"It's not everyday we get to er…treat a girl nicely," Knox said. I smirked at him.

"Thanks," I smiled. The hallway clock struck, and we nearly jumped.

"It's time to go, gents," Neil said, "And you know, it's not even quite ten o'clock,"

I laughed as I grabbed the "Leaves of Grass" off my desk and put the pen in its place. I wouldn't lose it for the world. "Are we going to the cave again?" I asked, putting the pen on my table.

"Is there a better way to spend your birthday?" he asked. I shook my head as I grabbed my coat and pulled on shoes.
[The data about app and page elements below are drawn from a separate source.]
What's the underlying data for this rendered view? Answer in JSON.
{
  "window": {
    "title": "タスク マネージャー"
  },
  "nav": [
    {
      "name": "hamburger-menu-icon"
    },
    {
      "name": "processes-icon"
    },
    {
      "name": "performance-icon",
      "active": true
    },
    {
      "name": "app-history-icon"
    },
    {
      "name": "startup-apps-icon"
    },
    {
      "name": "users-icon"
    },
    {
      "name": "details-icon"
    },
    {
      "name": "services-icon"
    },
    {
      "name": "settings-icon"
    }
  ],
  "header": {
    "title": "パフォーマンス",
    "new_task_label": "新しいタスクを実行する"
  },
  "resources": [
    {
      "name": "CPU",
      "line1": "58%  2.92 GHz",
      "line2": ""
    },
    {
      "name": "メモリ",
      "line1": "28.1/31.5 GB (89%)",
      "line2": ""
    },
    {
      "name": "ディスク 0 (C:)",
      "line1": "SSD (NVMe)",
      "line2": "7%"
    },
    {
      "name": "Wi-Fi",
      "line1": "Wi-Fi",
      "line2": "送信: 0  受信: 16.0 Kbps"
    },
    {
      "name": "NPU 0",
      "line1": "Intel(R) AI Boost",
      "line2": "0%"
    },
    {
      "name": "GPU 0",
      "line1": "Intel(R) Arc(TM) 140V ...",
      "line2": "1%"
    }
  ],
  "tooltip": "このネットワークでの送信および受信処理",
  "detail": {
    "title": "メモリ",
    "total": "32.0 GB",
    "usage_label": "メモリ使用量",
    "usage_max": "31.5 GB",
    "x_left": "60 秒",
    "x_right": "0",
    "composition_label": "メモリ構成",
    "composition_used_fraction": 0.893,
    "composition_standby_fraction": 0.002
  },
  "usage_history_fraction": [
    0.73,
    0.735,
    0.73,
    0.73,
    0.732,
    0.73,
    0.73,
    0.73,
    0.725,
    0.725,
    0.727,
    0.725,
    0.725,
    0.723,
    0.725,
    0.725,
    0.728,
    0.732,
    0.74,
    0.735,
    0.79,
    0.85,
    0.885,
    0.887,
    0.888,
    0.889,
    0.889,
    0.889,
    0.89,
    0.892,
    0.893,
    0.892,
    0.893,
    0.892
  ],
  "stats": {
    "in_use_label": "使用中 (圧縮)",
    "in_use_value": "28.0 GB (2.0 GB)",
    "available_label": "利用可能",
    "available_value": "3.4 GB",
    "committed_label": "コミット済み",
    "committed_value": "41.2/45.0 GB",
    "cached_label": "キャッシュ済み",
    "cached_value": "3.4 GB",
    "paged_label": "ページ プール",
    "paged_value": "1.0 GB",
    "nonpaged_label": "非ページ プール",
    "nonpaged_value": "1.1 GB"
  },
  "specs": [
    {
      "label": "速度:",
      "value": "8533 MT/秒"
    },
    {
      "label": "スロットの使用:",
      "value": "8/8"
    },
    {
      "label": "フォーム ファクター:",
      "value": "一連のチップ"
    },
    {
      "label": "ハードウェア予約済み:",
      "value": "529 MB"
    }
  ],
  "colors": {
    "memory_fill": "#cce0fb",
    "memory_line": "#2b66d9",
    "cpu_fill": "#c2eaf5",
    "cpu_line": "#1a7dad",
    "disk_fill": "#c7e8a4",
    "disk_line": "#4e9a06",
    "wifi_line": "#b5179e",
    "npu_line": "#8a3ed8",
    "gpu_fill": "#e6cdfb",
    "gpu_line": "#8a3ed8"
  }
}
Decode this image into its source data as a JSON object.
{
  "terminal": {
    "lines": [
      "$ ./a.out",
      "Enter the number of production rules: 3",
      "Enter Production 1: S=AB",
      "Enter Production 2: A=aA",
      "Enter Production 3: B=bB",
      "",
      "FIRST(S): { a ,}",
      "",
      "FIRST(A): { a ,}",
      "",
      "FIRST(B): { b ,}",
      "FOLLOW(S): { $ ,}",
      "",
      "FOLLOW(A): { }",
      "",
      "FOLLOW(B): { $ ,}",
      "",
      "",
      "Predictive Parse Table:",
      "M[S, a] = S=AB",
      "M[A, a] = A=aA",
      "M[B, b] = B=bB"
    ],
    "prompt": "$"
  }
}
"Lead the way," I grinned as we dashed off down the halls. We ran haphazardly to the woods, tracing familiar paths, jumping, laughing, and dashing every which way we could think of.

I had been so blind as not to notice how Neil treated me over the next few days. He would sometimes fall back to wait for me to catch up, and he always, always sat beside me at table. On Thursday, I noticed him apparently watching me after class.

"Did you want anything?" I asked.

He smiled cheekily. "I wanted to ask you if you could accompany me to play practice," he said.

I frowned. "Neil, I've got homework, and really, what will I do there?"

"I just need the moral support," he said.

"Can't you ask Todd or someone else?"

"You're the only other person at school who understands what I feel about…acting, about many things,"

"It would take a lifetime to fully understand you, really. You're so foolhardy that it's scary. I think you take too many risks,"

"So do you,"

By this time, we were standing close, as if there was something neither of us could get across to the other. Unexpectedly, he leaned in and kissed me, just for a second, but it felt like eternity as he drew back.

If it had been any other boy, I probably would've slapped him. This time, though, I could only watch as he pedaled away.

That evening, I was walking when suddenly, a slab of something landed at my feet. Pens, paper and ink were everywhere, even on my uniform.

I looked up and saw two familiar figures laughing at the walkway. "Did you expect this desk set to grow wings, Todd Anderson?" I yelled up at them as I marched up to the walkway. Neil and Todd could only look at me, eyes wide as if feigning innocence.

"So much for the world's first unmanned flying desk set," Todd said to Neil.

"You rascals," I snickered, gesturing to my ink-stained blouse.

"It's Todd's birthday today," Neil said.

"Happy birthday, Todd," I said. "Was that desk set yours?"

"I have one just like that in my room," Todd replied.

I'd forgotten about that. I fished into my bag and found a pack of cookies I'd intended to hoard, but I decided to give it to Todd. "Sorry I couldn't wrap it," I said.

"Thanks," Todd said, smiling. "Want to share?"

"Anything's better than Hellton hash," Neil said. We three sat on the walkway as Todd tore the pack open and gave us a cookie each: oatmeal and chocolate chip.

"To birthdays and romantics," I said before taking a bite.